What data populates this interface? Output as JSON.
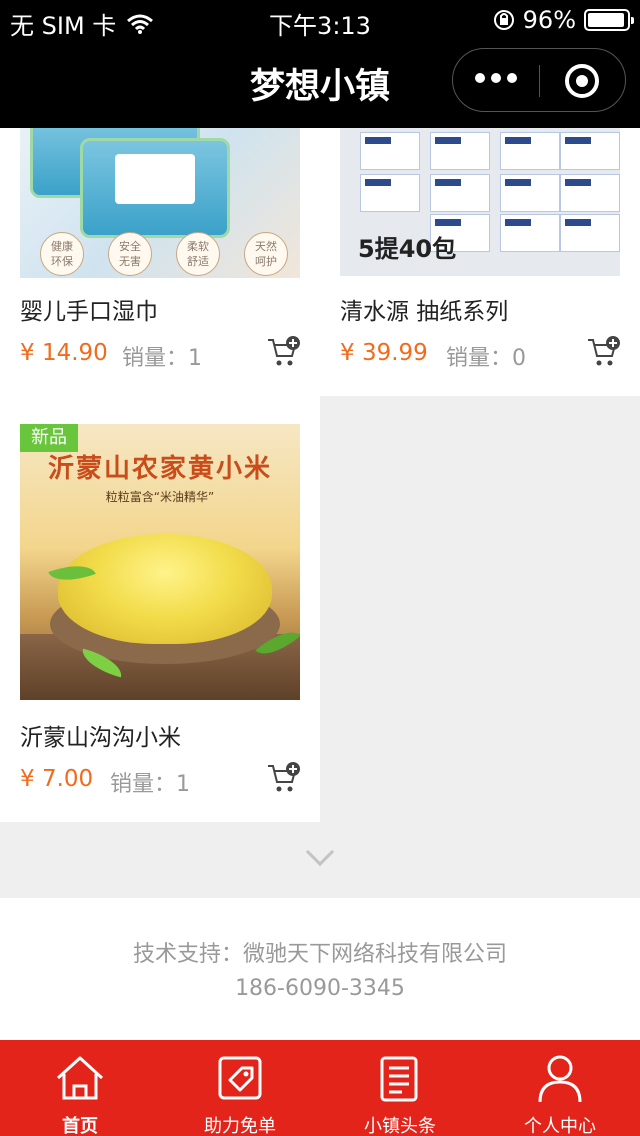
{
  "status_bar": {
    "carrier": "无 SIM 卡",
    "time": "下午3:13",
    "battery": "96%",
    "battery_level": 0.96,
    "icons": [
      "wifi-icon",
      "orientation-lock-icon",
      "battery-icon"
    ]
  },
  "nav": {
    "title": "梦想小镇",
    "icons": [
      "more-icon",
      "close-miniprogram-icon"
    ]
  },
  "products": [
    {
      "name": "婴儿手口湿巾",
      "price": "¥ 14.90",
      "sales": "销量：1",
      "badge": "",
      "image_tags": [
        "健康\n环保",
        "安全\n无害",
        "柔软\n舒适",
        "天然\n呵护"
      ],
      "image_caption": ""
    },
    {
      "name": "清水源 抽纸系列",
      "price": "¥ 39.99",
      "sales": "销量：0",
      "badge": "",
      "image_tags": [],
      "image_caption": "5提40包"
    },
    {
      "name": "沂蒙山沟沟小米",
      "price": "¥ 7.00",
      "sales": "销量：1",
      "badge": "新品",
      "image_tags": [],
      "image_caption": "沂蒙山农家黄小米",
      "image_subcaption": "粒粒富含“米油精华”"
    }
  ],
  "footer": {
    "support": "技术支持：微驰天下网络科技有限公司",
    "phone": "186-6090-3345"
  },
  "tabs": [
    {
      "label": "首页",
      "icon": "home-icon",
      "active": true
    },
    {
      "label": "助力免单",
      "icon": "coupon-tag-icon",
      "active": false
    },
    {
      "label": "小镇头条",
      "icon": "news-document-icon",
      "active": false
    },
    {
      "label": "个人中心",
      "icon": "user-icon",
      "active": false
    }
  ],
  "colors": {
    "price": "#f26b1d",
    "tab_bar": "#e3241b",
    "new_badge": "#69c63c",
    "header": "#000000"
  }
}
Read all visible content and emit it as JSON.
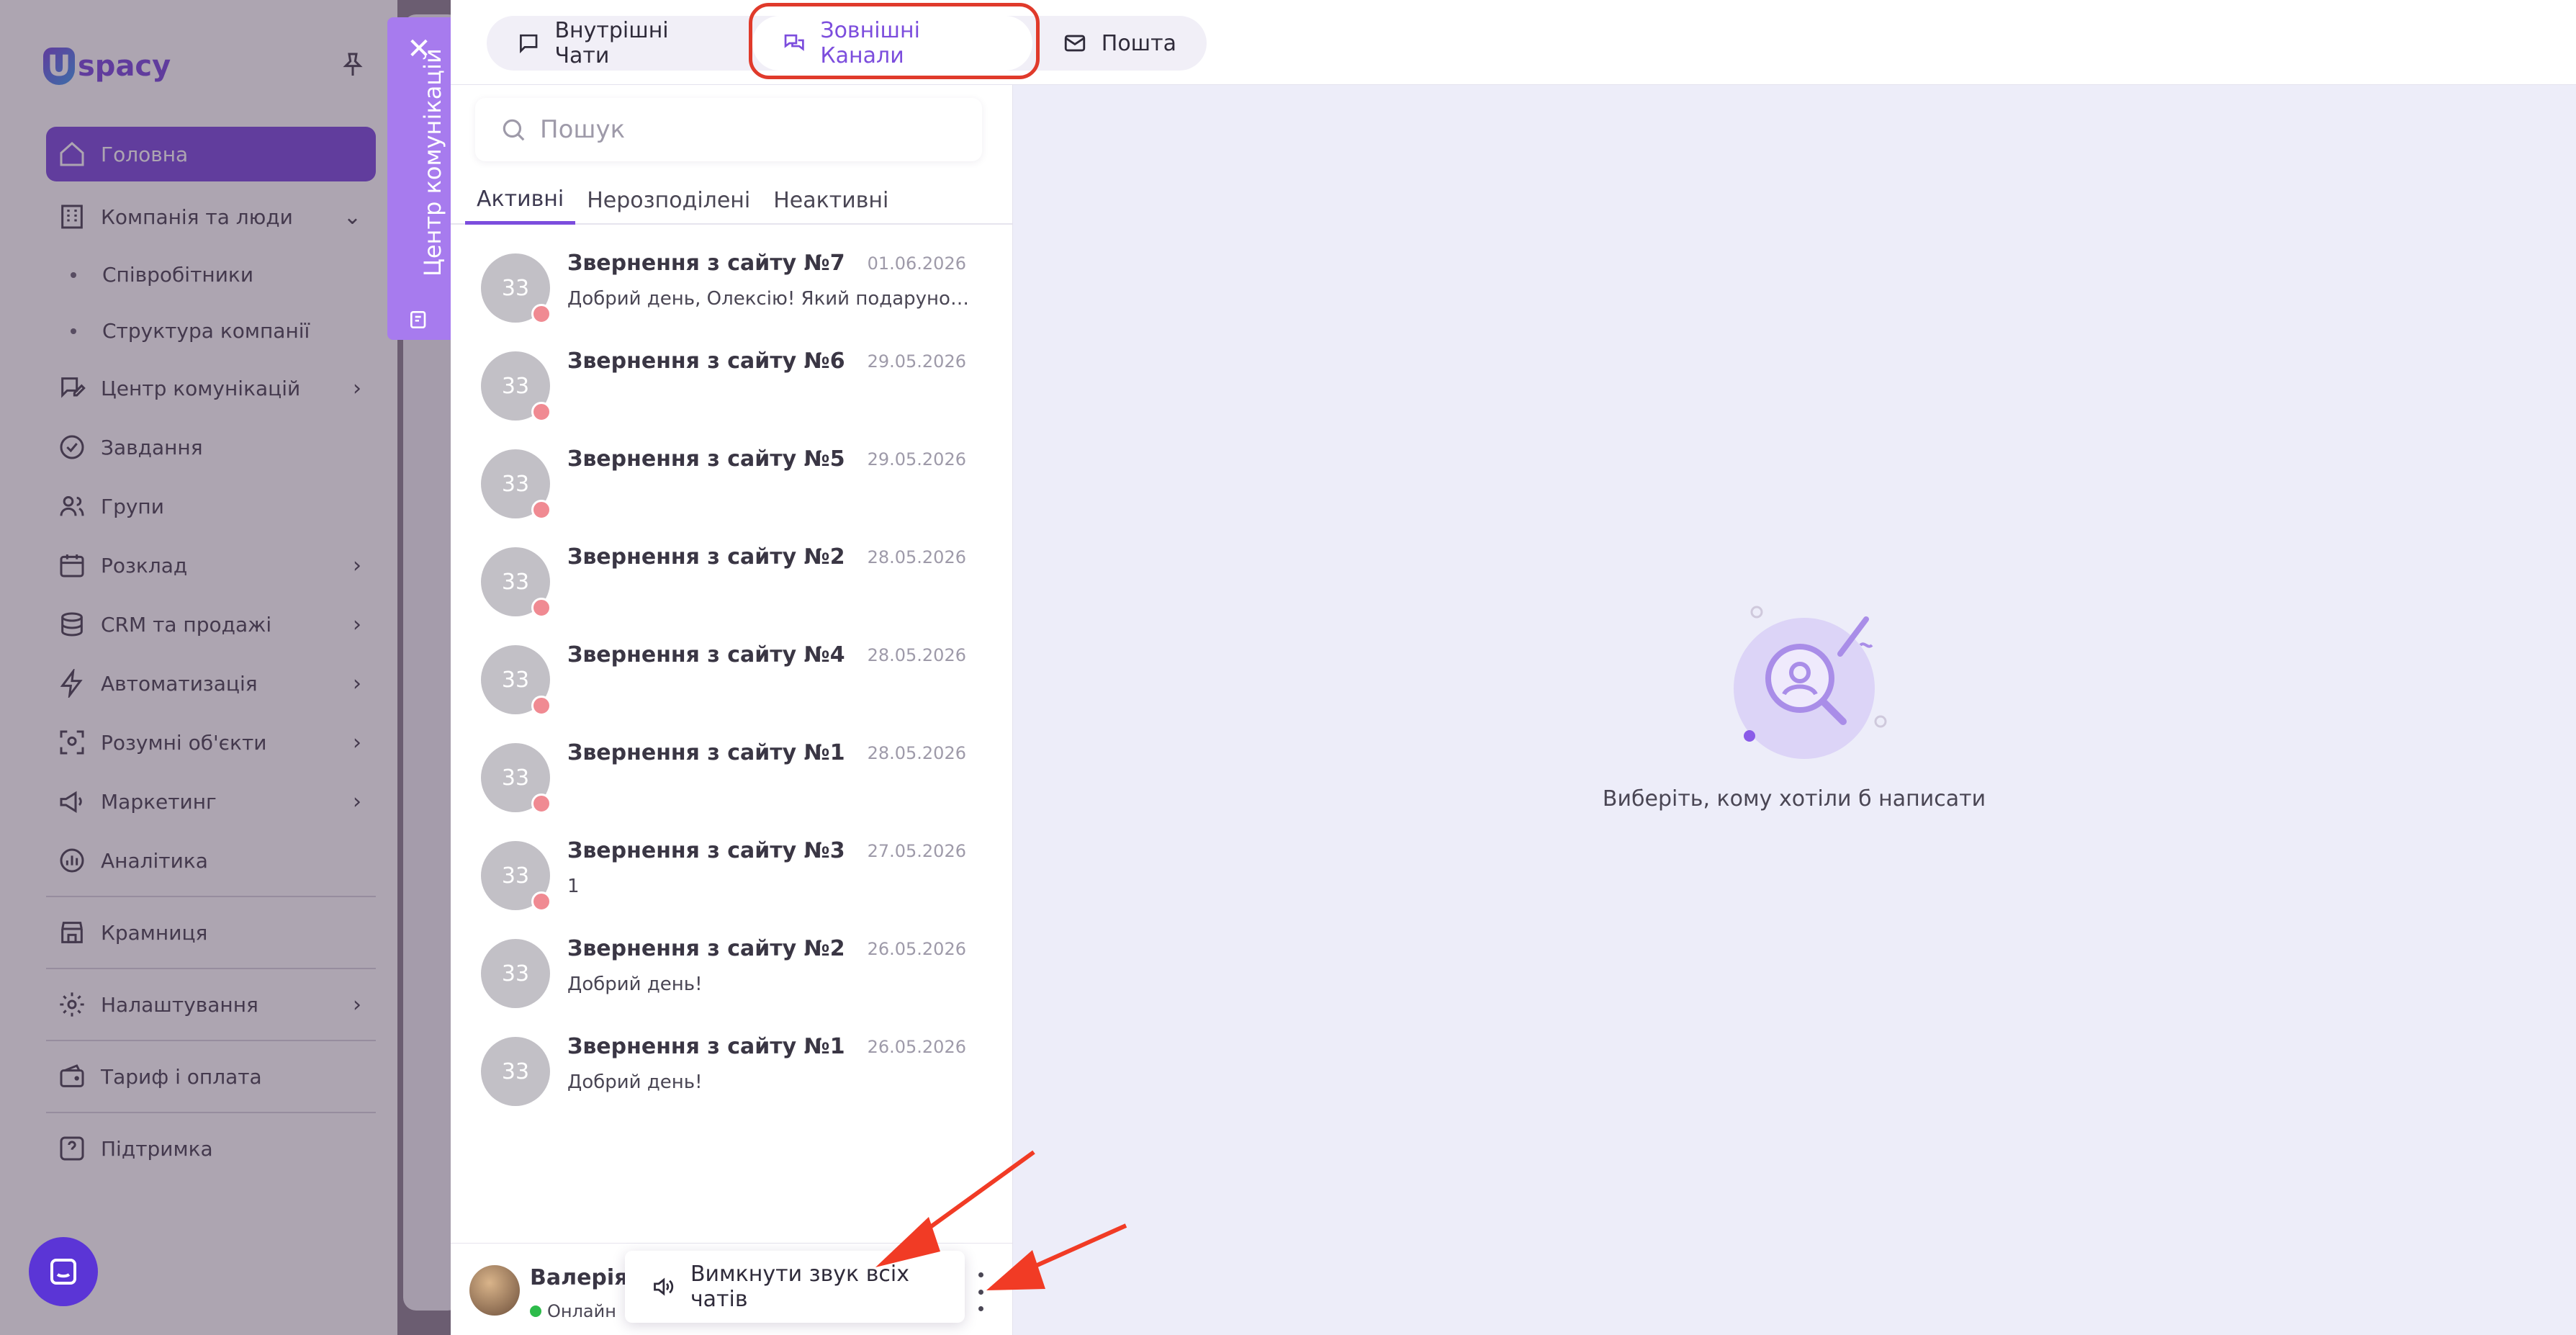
{
  "app": {
    "logo_text": "spacy",
    "brand_color": "#7c4ddd"
  },
  "sidebar": {
    "items": [
      {
        "label": "Головна",
        "icon": "home-icon",
        "active": true
      },
      {
        "label": "Компанія та люди",
        "icon": "building-icon",
        "expanded": true
      },
      {
        "label": "Співробітники",
        "sub": true
      },
      {
        "label": "Структура компанії",
        "sub": true
      },
      {
        "label": "Центр комунікацій",
        "icon": "chat-edit-icon",
        "chevron": true
      },
      {
        "label": "Завдання",
        "icon": "check-circle-icon"
      },
      {
        "label": "Групи",
        "icon": "users-icon"
      },
      {
        "label": "Розклад",
        "icon": "calendar-icon",
        "chevron": true
      },
      {
        "label": "CRM та продажі",
        "icon": "database-icon",
        "chevron": true
      },
      {
        "label": "Автоматизація",
        "icon": "lightning-icon",
        "chevron": true
      },
      {
        "label": "Розумні об'єкти",
        "icon": "scan-icon",
        "chevron": true
      },
      {
        "label": "Маркетинг",
        "icon": "megaphone-icon",
        "chevron": true
      },
      {
        "label": "Аналітика",
        "icon": "chart-icon"
      },
      {
        "label": "Крамниця",
        "icon": "store-icon"
      },
      {
        "label": "Налаштування",
        "icon": "gear-icon",
        "chevron": true
      },
      {
        "label": "Тариф і оплата",
        "icon": "wallet-icon"
      },
      {
        "label": "Підтримка",
        "icon": "help-icon"
      }
    ]
  },
  "comm_center": {
    "vertical_label": "Центр комунікацій",
    "tabs": [
      {
        "label": "Внутрішні Чати",
        "icon": "chat-icon"
      },
      {
        "label": "Зовнішні Канали",
        "icon": "channels-icon",
        "active": true
      },
      {
        "label": "Пошта",
        "icon": "mail-icon"
      }
    ],
    "search": {
      "placeholder": "Пошук"
    },
    "subtabs": [
      "Активні",
      "Нерозподілені",
      "Неактивні"
    ],
    "chats": [
      {
        "title": "Звернення з сайту №7",
        "date": "01.06.2026",
        "preview": "Добрий день, Олексію! Який подарунок шу...",
        "initials": "33"
      },
      {
        "title": "Звернення з сайту №6",
        "date": "29.05.2026",
        "preview": "",
        "initials": "33"
      },
      {
        "title": "Звернення з сайту №5",
        "date": "29.05.2026",
        "preview": "",
        "initials": "33"
      },
      {
        "title": "Звернення з сайту №2",
        "date": "28.05.2026",
        "preview": "",
        "initials": "33"
      },
      {
        "title": "Звернення з сайту №4",
        "date": "28.05.2026",
        "preview": "",
        "initials": "33"
      },
      {
        "title": "Звернення з сайту №1",
        "date": "28.05.2026",
        "preview": "",
        "initials": "33"
      },
      {
        "title": "Звернення з сайту №3",
        "date": "27.05.2026",
        "preview": "1",
        "initials": "33"
      },
      {
        "title": "Звернення з сайту №2",
        "date": "26.05.2026",
        "preview": "Добрий день!",
        "initials": "33"
      },
      {
        "title": "Звернення з сайту №1",
        "date": "26.05.2026",
        "preview": "Добрий день!",
        "initials": "33"
      }
    ],
    "user": {
      "name": "Валерія В",
      "status": "Онлайн"
    },
    "mute_menu": {
      "label": "Вимкнути звук всіх чатів"
    },
    "empty_state": "Виберіть, кому хотіли б написати"
  }
}
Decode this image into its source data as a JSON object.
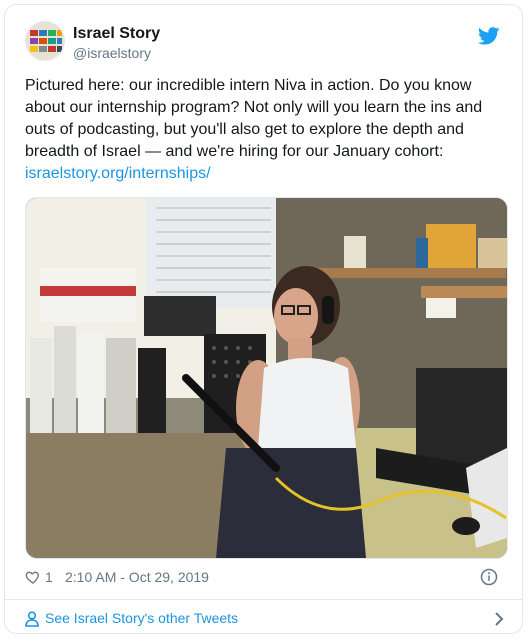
{
  "account": {
    "display_name": "Israel Story",
    "handle": "@israelstory"
  },
  "tweet": {
    "text": "Pictured here: our incredible intern Niva in action. Do you know about our internship program? Not only will you learn the ins and outs of podcasting, but you'll also get to explore the depth and breadth of Israel — and we're hiring for our January cohort: ",
    "link": "israelstory.org/internships/"
  },
  "meta": {
    "like_count": "1",
    "timestamp": "2:10 AM - Oct 29, 2019"
  },
  "footer": {
    "link_text": "See Israel Story's other Tweets"
  },
  "icons": {
    "brand": "twitter-bird-icon",
    "like": "heart-icon",
    "info": "info-icon",
    "person": "person-icon",
    "chevron": "chevron-right-icon"
  },
  "colors": {
    "link": "#1b95e0",
    "muted": "#657786",
    "text": "#14171a",
    "border": "#e1e8ed"
  }
}
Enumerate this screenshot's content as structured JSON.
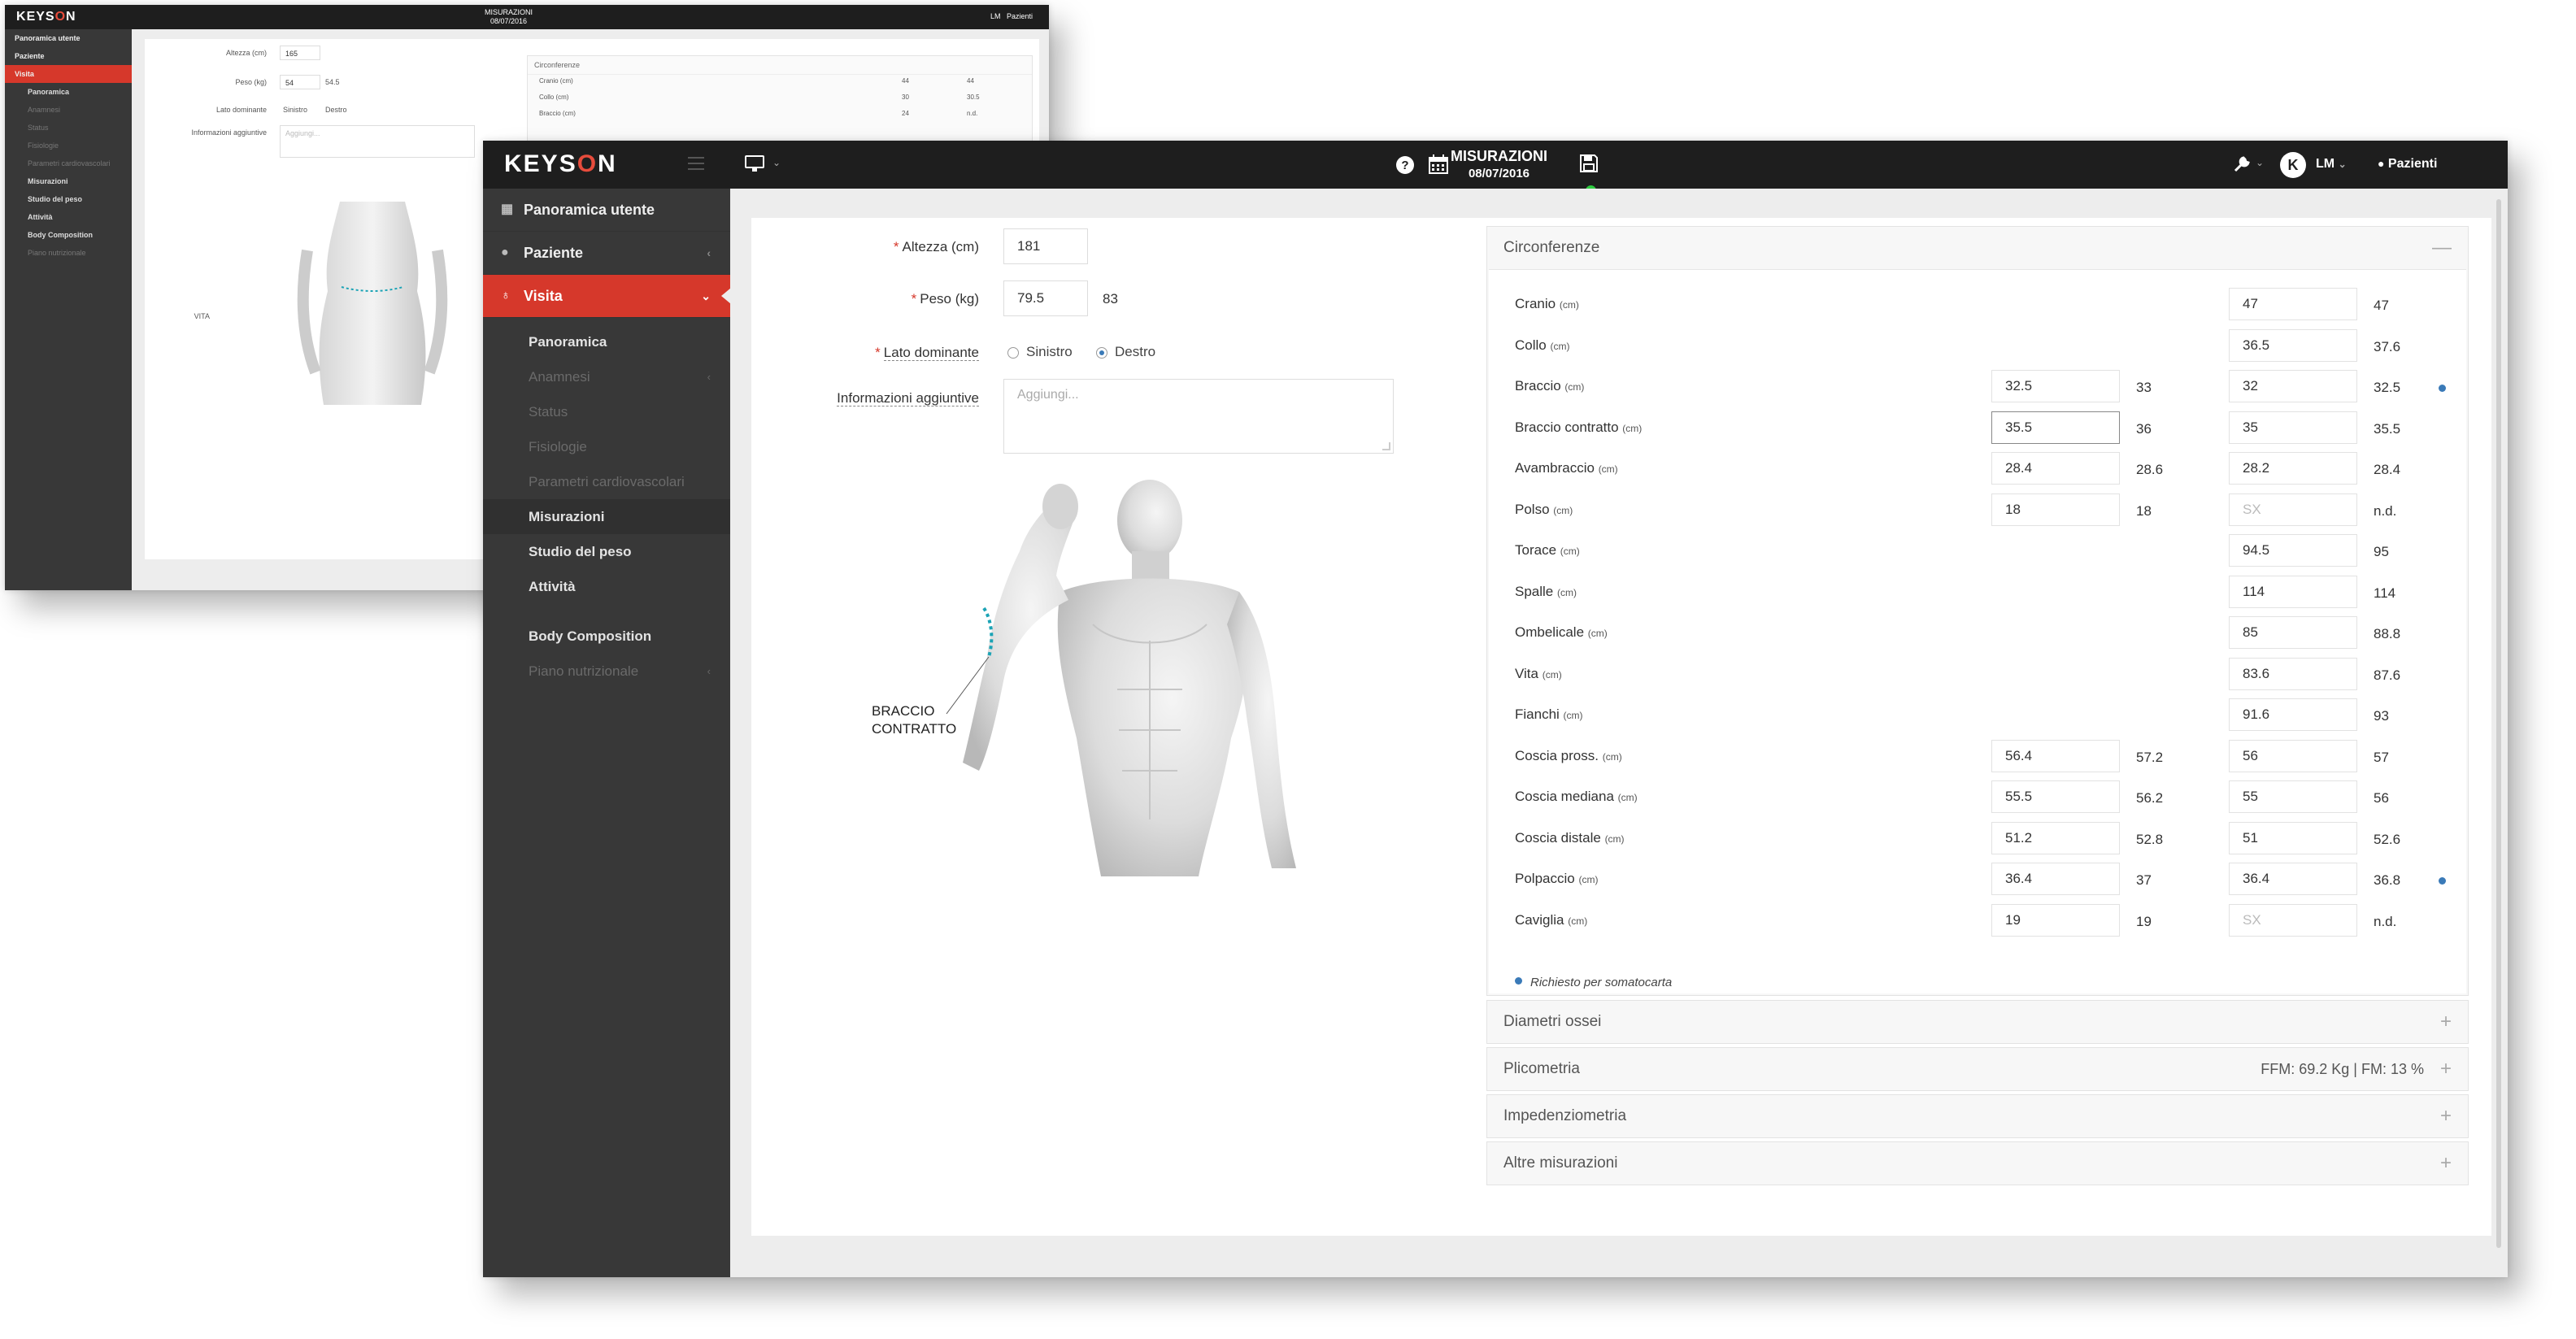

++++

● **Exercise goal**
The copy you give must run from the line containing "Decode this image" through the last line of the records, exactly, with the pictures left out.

● **Expected output**
Decode this image into its source data as a JSON object.
{
  "account": {
    "display_name": "Israel Story",
    "handle": "@israelstory"
  },
  "tweet": {
    "text": "Pictured here: our incredible intern Niva in action. Do you know about our internship program? Not only will you learn the ins and outs of podcasting, but you'll also get to explore the depth and breadth of Israel — and we're hiring for our January cohort: ",
    "link": "israelstory.org/internships/"
  },
  "meta": {
    "like_count": "1",
    "timestamp": "2:10 AM - Oct 29, 2019"
  },
  "footer": {
    "link_text": "See Israel Story's other Tweets"
  },
  "icons": {
    "brand": "twitter-bird-icon",
    "like": "heart-icon",
    "info": "info-icon",
    "person": "person-icon",
    "chevron": "chevron-right-icon"
  },
  "colors": {
    "link": "#1b95e0",
    "muted": "#657786",
    "text": "#14171a",
    "border": "#e1e8ed"
  }
}
Enumerate this screenshot's content as structured JSON.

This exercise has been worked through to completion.